> [WHAT YOU ARE ASKED TO DO]
Copy every entry below verbatim, except for images.

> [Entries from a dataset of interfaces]

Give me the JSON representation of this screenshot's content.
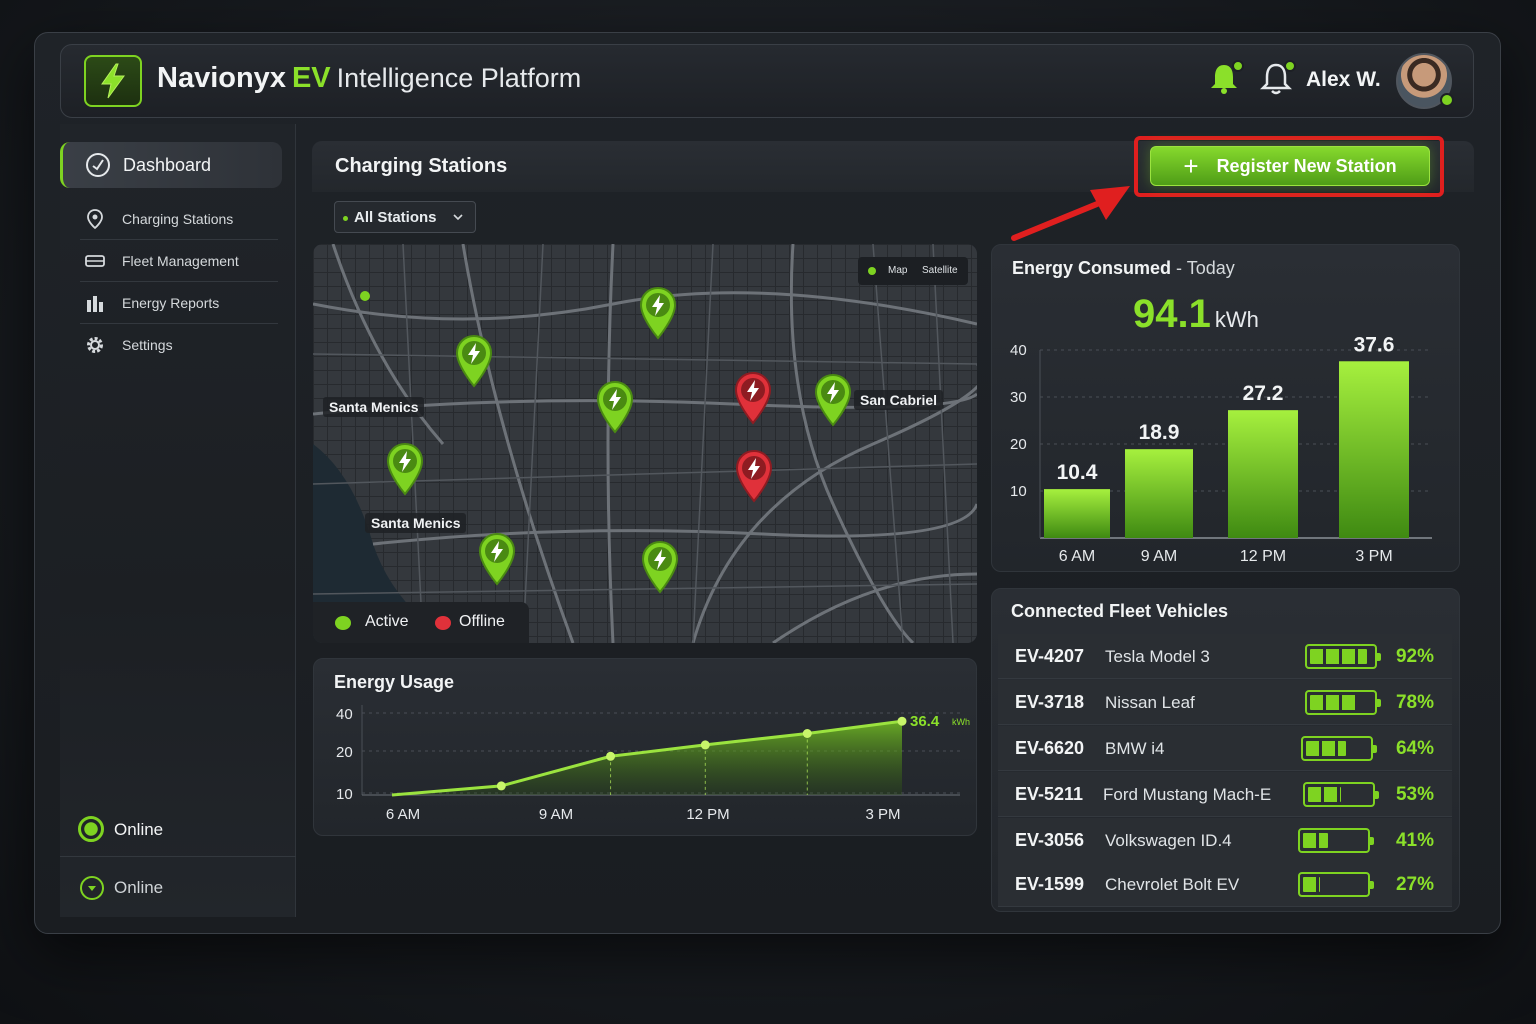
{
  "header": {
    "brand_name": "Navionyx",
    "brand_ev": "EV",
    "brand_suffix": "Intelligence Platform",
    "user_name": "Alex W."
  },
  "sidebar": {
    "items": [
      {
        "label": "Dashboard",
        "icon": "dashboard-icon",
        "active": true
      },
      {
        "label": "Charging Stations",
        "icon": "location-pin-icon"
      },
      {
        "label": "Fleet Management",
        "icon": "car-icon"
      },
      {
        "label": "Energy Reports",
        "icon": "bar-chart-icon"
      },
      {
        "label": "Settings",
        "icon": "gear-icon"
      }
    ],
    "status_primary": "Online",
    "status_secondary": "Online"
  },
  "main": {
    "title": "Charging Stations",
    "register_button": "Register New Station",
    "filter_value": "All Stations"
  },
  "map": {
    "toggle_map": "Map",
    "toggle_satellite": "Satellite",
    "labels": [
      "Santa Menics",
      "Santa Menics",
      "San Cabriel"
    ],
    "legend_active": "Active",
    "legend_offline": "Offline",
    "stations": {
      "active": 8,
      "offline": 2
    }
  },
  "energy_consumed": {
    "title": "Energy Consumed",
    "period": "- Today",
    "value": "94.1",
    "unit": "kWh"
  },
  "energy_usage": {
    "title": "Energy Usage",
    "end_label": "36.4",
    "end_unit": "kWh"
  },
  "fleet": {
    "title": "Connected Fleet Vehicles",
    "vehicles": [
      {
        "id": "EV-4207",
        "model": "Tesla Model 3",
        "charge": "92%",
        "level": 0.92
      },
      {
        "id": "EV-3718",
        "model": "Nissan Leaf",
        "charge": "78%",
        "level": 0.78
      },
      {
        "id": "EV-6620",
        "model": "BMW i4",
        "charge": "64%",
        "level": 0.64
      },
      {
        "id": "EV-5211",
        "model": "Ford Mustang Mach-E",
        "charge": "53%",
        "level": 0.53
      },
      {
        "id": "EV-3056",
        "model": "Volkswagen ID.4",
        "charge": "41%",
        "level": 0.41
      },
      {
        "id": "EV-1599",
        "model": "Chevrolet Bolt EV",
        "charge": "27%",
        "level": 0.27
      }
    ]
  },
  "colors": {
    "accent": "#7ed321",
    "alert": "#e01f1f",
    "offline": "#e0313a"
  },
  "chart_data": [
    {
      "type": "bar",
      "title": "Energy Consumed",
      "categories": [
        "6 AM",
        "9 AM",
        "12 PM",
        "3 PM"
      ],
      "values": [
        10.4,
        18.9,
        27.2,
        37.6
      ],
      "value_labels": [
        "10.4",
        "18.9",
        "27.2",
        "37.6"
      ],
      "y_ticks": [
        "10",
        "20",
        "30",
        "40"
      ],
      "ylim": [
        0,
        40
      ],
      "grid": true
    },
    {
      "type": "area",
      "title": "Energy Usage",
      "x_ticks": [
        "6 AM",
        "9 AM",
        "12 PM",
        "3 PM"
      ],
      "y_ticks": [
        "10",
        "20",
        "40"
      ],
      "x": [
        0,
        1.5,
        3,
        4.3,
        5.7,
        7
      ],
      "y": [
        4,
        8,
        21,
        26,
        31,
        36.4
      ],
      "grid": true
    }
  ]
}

> [TASK RESULT]
Give me the JSON representation of this screenshot's content.
{
  "header": {
    "brand_name": "Navionyx",
    "brand_ev": "EV",
    "brand_suffix": "Intelligence Platform",
    "user_name": "Alex W."
  },
  "sidebar": {
    "items": [
      {
        "label": "Dashboard",
        "icon": "dashboard-icon",
        "active": true
      },
      {
        "label": "Charging Stations",
        "icon": "location-pin-icon"
      },
      {
        "label": "Fleet Management",
        "icon": "car-icon"
      },
      {
        "label": "Energy Reports",
        "icon": "bar-chart-icon"
      },
      {
        "label": "Settings",
        "icon": "gear-icon"
      }
    ],
    "status_primary": "Online",
    "status_secondary": "Online"
  },
  "main": {
    "title": "Charging Stations",
    "register_button": "Register New Station",
    "filter_value": "All Stations"
  },
  "map": {
    "toggle_map": "Map",
    "toggle_satellite": "Satellite",
    "labels": [
      "Santa Menics",
      "Santa Menics",
      "San Cabriel"
    ],
    "legend_active": "Active",
    "legend_offline": "Offline",
    "stations": {
      "active": 8,
      "offline": 2
    }
  },
  "energy_consumed": {
    "title": "Energy Consumed",
    "period": "- Today",
    "value": "94.1",
    "unit": "kWh"
  },
  "energy_usage": {
    "title": "Energy Usage",
    "end_label": "36.4",
    "end_unit": "kWh"
  },
  "fleet": {
    "title": "Connected Fleet Vehicles",
    "vehicles": [
      {
        "id": "EV-4207",
        "model": "Tesla Model 3",
        "charge": "92%",
        "level": 0.92
      },
      {
        "id": "EV-3718",
        "model": "Nissan Leaf",
        "charge": "78%",
        "level": 0.78
      },
      {
        "id": "EV-6620",
        "model": "BMW i4",
        "charge": "64%",
        "level": 0.64
      },
      {
        "id": "EV-5211",
        "model": "Ford Mustang Mach-E",
        "charge": "53%",
        "level": 0.53
      },
      {
        "id": "EV-3056",
        "model": "Volkswagen ID.4",
        "charge": "41%",
        "level": 0.41
      },
      {
        "id": "EV-1599",
        "model": "Chevrolet Bolt EV",
        "charge": "27%",
        "level": 0.27
      }
    ]
  },
  "colors": {
    "accent": "#7ed321",
    "alert": "#e01f1f",
    "offline": "#e0313a"
  },
  "chart_data": [
    {
      "type": "bar",
      "title": "Energy Consumed",
      "categories": [
        "6 AM",
        "9 AM",
        "12 PM",
        "3 PM"
      ],
      "values": [
        10.4,
        18.9,
        27.2,
        37.6
      ],
      "value_labels": [
        "10.4",
        "18.9",
        "27.2",
        "37.6"
      ],
      "y_ticks": [
        "10",
        "20",
        "30",
        "40"
      ],
      "ylim": [
        0,
        40
      ],
      "grid": true
    },
    {
      "type": "area",
      "title": "Energy Usage",
      "x_ticks": [
        "6 AM",
        "9 AM",
        "12 PM",
        "3 PM"
      ],
      "y_ticks": [
        "10",
        "20",
        "40"
      ],
      "x": [
        0,
        1.5,
        3,
        4.3,
        5.7,
        7
      ],
      "y": [
        4,
        8,
        21,
        26,
        31,
        36.4
      ],
      "grid": true
    }
  ]
}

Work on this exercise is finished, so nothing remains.